[Page and application data records]

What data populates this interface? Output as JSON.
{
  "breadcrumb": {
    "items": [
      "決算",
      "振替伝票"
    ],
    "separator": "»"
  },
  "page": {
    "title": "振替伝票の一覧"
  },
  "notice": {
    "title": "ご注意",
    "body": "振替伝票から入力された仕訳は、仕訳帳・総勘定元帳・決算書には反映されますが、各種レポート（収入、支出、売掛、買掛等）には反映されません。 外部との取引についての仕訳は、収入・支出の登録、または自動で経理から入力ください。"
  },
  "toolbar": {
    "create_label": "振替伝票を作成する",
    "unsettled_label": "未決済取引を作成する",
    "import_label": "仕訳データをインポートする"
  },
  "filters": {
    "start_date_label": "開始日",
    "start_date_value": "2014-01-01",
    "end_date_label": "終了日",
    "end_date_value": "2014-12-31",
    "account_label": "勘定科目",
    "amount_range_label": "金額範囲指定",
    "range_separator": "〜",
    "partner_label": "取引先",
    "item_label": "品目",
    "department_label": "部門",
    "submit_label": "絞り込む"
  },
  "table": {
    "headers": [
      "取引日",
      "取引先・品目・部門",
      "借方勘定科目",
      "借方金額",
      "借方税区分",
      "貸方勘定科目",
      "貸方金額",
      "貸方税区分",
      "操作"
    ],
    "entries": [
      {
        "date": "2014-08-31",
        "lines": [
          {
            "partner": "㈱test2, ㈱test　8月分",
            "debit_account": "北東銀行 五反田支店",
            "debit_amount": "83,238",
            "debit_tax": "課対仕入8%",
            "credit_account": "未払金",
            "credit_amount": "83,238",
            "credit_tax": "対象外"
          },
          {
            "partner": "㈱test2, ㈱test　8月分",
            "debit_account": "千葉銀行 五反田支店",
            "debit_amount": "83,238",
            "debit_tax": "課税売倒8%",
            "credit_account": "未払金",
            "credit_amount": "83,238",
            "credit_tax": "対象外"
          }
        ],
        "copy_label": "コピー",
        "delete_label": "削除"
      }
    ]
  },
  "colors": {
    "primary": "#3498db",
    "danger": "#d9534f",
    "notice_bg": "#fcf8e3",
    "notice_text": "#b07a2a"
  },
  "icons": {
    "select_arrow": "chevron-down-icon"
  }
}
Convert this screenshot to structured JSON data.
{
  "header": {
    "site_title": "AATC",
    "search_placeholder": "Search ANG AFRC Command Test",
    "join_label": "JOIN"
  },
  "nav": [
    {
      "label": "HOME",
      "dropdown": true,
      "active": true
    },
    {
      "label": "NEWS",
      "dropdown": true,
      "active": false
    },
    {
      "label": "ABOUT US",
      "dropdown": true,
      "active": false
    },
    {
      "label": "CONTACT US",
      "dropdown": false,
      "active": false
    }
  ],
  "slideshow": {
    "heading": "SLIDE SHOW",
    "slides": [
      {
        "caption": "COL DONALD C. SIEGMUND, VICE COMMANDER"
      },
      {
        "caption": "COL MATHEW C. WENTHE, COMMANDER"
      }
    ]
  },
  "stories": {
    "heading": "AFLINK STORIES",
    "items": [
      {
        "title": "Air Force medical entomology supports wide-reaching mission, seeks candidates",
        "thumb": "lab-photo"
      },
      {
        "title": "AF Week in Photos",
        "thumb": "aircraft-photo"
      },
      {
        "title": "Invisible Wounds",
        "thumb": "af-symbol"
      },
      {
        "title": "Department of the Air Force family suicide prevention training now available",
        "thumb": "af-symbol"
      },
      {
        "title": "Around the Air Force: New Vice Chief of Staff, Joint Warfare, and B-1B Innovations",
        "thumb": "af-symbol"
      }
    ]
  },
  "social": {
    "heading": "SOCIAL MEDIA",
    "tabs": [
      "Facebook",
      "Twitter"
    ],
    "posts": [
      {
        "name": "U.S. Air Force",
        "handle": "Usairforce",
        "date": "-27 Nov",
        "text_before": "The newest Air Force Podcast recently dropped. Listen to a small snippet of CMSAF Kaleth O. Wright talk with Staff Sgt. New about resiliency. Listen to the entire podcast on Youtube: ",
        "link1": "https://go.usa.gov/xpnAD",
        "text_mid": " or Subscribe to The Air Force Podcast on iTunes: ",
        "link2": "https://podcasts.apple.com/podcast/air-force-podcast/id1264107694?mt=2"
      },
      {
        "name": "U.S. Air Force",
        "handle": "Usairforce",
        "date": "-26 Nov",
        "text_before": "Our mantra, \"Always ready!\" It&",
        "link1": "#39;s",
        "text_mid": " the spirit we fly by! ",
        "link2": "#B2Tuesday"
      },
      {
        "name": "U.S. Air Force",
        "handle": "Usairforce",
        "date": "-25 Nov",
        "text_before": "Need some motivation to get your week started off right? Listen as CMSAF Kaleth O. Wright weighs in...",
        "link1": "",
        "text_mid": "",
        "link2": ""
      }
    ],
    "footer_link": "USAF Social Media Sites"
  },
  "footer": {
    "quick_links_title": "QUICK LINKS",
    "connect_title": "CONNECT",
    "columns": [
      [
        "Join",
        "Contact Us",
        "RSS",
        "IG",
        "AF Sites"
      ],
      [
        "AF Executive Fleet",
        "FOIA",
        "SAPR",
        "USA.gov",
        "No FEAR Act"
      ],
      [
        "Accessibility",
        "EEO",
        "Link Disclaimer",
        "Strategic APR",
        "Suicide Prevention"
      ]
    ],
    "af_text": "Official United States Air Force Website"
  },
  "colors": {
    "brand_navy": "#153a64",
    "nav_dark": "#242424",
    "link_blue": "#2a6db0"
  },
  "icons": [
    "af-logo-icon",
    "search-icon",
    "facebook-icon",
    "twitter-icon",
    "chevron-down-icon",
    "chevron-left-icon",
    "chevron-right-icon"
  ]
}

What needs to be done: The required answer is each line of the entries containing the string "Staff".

Written response:
        "title": "Around the Air Force: New Vice Chief of Staff, Joint Warfare, and B-1B Innovations",
        "text_before": "The newest Air Force Podcast recently dropped. Listen to a small snippet of CMSAF Kaleth O. Wright talk with Staff Sgt. New about resiliency. Listen to the entire podcast on Youtube: ",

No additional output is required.